- **Prompt**
Provide the entries once more, identical in every word.

Start of Record extracts

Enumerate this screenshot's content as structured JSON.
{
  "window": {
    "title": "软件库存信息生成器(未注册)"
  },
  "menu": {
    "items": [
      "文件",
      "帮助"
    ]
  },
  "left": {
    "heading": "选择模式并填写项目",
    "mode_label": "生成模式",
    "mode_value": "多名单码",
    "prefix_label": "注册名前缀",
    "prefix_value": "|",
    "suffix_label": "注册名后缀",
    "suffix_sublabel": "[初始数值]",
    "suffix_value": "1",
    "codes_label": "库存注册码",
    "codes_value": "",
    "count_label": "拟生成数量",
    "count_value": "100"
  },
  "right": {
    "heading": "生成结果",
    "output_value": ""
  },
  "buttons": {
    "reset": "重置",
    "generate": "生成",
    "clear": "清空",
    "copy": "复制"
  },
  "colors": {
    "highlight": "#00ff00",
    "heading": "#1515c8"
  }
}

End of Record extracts

- **Answer to this problem**
Enumerate this screenshot's content as structured JSON.
{
  "window": {
    "title": "软件库存信息生成器(未注册)"
  },
  "menu": {
    "items": [
      "文件",
      "帮助"
    ]
  },
  "left": {
    "heading": "选择模式并填写项目",
    "mode_label": "生成模式",
    "mode_value": "多名单码",
    "prefix_label": "注册名前缀",
    "prefix_value": "|",
    "suffix_label": "注册名后缀",
    "suffix_sublabel": "[初始数值]",
    "suffix_value": "1",
    "codes_label": "库存注册码",
    "codes_value": "",
    "count_label": "拟生成数量",
    "count_value": "100"
  },
  "right": {
    "heading": "生成结果",
    "output_value": ""
  },
  "buttons": {
    "reset": "重置",
    "generate": "生成",
    "clear": "清空",
    "copy": "复制"
  },
  "colors": {
    "highlight": "#00ff00",
    "heading": "#1515c8"
  }
}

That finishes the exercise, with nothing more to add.